• What is required:
When you reach the records below, repeat each one exactly as written.

-- Data supplied follows --

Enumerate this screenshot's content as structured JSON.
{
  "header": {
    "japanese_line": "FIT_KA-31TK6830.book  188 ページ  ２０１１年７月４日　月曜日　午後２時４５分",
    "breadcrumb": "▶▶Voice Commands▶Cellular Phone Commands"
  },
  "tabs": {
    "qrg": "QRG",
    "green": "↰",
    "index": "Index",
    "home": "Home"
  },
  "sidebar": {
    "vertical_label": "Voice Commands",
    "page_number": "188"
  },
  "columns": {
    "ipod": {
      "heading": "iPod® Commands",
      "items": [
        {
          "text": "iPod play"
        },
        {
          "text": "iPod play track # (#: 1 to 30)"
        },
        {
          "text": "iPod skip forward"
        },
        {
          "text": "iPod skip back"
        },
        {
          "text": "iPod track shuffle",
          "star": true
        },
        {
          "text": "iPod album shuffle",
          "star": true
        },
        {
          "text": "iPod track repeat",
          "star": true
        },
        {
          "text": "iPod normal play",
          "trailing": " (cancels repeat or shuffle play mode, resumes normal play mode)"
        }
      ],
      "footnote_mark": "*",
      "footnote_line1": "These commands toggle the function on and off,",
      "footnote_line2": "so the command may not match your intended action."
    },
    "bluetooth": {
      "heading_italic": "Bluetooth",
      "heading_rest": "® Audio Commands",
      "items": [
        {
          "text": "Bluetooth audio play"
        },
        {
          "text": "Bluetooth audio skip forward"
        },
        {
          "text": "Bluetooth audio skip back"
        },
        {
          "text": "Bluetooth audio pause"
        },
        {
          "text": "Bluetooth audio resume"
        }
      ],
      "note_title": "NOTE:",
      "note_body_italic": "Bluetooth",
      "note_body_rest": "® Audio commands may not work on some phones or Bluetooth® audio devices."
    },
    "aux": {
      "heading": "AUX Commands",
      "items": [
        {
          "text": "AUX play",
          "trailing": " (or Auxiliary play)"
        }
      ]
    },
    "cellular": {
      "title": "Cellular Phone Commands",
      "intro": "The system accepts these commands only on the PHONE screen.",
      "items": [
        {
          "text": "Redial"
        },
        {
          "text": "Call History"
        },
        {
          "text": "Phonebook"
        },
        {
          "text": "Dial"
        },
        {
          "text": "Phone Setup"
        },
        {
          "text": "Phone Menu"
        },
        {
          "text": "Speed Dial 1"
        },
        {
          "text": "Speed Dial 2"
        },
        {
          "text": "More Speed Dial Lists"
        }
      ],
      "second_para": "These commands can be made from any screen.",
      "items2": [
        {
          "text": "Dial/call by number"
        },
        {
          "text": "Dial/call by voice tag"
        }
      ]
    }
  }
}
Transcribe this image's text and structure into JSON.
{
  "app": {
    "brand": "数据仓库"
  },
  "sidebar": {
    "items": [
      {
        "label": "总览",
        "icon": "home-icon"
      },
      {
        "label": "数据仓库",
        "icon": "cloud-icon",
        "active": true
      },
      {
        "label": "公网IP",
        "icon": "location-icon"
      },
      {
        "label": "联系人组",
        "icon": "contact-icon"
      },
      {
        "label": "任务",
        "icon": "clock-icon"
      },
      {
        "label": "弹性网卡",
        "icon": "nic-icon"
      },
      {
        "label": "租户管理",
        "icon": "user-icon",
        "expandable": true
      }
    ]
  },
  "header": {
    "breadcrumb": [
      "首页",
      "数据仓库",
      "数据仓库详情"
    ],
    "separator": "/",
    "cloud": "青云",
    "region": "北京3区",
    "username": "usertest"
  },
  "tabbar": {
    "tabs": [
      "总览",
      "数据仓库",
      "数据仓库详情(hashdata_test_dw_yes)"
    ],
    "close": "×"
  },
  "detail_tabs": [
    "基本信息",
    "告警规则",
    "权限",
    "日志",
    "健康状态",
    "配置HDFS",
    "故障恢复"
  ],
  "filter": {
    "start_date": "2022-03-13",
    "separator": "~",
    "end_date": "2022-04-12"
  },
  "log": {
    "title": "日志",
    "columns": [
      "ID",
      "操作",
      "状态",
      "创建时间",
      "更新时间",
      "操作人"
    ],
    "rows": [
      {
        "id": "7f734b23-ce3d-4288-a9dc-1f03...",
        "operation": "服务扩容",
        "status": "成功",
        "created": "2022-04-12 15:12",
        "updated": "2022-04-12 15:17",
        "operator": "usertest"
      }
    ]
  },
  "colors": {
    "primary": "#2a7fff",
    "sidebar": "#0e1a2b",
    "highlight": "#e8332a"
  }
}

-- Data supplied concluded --

• Exercise response:
Enumerate this screenshot's content as structured JSON.
{
  "header": {
    "japanese_line": "FIT_KA-31TK6830.book  188 ページ  ２０１１年７月４日　月曜日　午後２時４５分",
    "breadcrumb": "▶▶Voice Commands▶Cellular Phone Commands"
  },
  "tabs": {
    "qrg": "QRG",
    "green": "↰",
    "index": "Index",
    "home": "Home"
  },
  "sidebar": {
    "vertical_label": "Voice Commands",
    "page_number": "188"
  },
  "columns": {
    "ipod": {
      "heading": "iPod® Commands",
      "items": [
        {
          "text": "iPod play"
        },
        {
          "text": "iPod play track # (#: 1 to 30)"
        },
        {
          "text": "iPod skip forward"
        },
        {
          "text": "iPod skip back"
        },
        {
          "text": "iPod track shuffle",
          "star": true
        },
        {
          "text": "iPod album shuffle",
          "star": true
        },
        {
          "text": "iPod track repeat",
          "star": true
        },
        {
          "text": "iPod normal play",
          "trailing": " (cancels repeat or shuffle play mode, resumes normal play mode)"
        }
      ],
      "footnote_mark": "*",
      "footnote_line1": "These commands toggle the function on and off,",
      "footnote_line2": "so the command may not match your intended action."
    },
    "bluetooth": {
      "heading_italic": "Bluetooth",
      "heading_rest": "® Audio Commands",
      "items": [
        {
          "text": "Bluetooth audio play"
        },
        {
          "text": "Bluetooth audio skip forward"
        },
        {
          "text": "Bluetooth audio skip back"
        },
        {
          "text": "Bluetooth audio pause"
        },
        {
          "text": "Bluetooth audio resume"
        }
      ],
      "note_title": "NOTE:",
      "note_body_italic": "Bluetooth",
      "note_body_rest": "® Audio commands may not work on some phones or Bluetooth® audio devices."
    },
    "aux": {
      "heading": "AUX Commands",
      "items": [
        {
          "text": "AUX play",
          "trailing": " (or Auxiliary play)"
        }
      ]
    },
    "cellular": {
      "title": "Cellular Phone Commands",
      "intro": "The system accepts these commands only on the PHONE screen.",
      "items": [
        {
          "text": "Redial"
        },
        {
          "text": "Call History"
        },
        {
          "text": "Phonebook"
        },
        {
          "text": "Dial"
        },
        {
          "text": "Phone Setup"
        },
        {
          "text": "Phone Menu"
        },
        {
          "text": "Speed Dial 1"
        },
        {
          "text": "Speed Dial 2"
        },
        {
          "text": "More Speed Dial Lists"
        }
      ],
      "second_para": "These commands can be made from any screen.",
      "items2": [
        {
          "text": "Dial/call by number"
        },
        {
          "text": "Dial/call by voice tag"
        }
      ]
    }
  }
}
Transcribe this image's text and structure into JSON.
{
  "app": {
    "brand": "数据仓库"
  },
  "sidebar": {
    "items": [
      {
        "label": "总览",
        "icon": "home-icon"
      },
      {
        "label": "数据仓库",
        "icon": "cloud-icon",
        "active": true
      },
      {
        "label": "公网IP",
        "icon": "location-icon"
      },
      {
        "label": "联系人组",
        "icon": "contact-icon"
      },
      {
        "label": "任务",
        "icon": "clock-icon"
      },
      {
        "label": "弹性网卡",
        "icon": "nic-icon"
      },
      {
        "label": "租户管理",
        "icon": "user-icon",
        "expandable": true
      }
    ]
  },
  "header": {
    "breadcrumb": [
      "首页",
      "数据仓库",
      "数据仓库详情"
    ],
    "separator": "/",
    "cloud": "青云",
    "region": "北京3区",
    "username": "usertest"
  },
  "tabbar": {
    "tabs": [
      "总览",
      "数据仓库",
      "数据仓库详情(hashdata_test_dw_yes)"
    ],
    "close": "×"
  },
  "detail_tabs": [
    "基本信息",
    "告警规则",
    "权限",
    "日志",
    "健康状态",
    "配置HDFS",
    "故障恢复"
  ],
  "filter": {
    "start_date": "2022-03-13",
    "separator": "~",
    "end_date": "2022-04-12"
  },
  "log": {
    "title": "日志",
    "columns": [
      "ID",
      "操作",
      "状态",
      "创建时间",
      "更新时间",
      "操作人"
    ],
    "rows": [
      {
        "id": "7f734b23-ce3d-4288-a9dc-1f03...",
        "operation": "服务扩容",
        "status": "成功",
        "created": "2022-04-12 15:12",
        "updated": "2022-04-12 15:17",
        "operator": "usertest"
      }
    ]
  },
  "colors": {
    "primary": "#2a7fff",
    "sidebar": "#0e1a2b",
    "highlight": "#e8332a"
  }
}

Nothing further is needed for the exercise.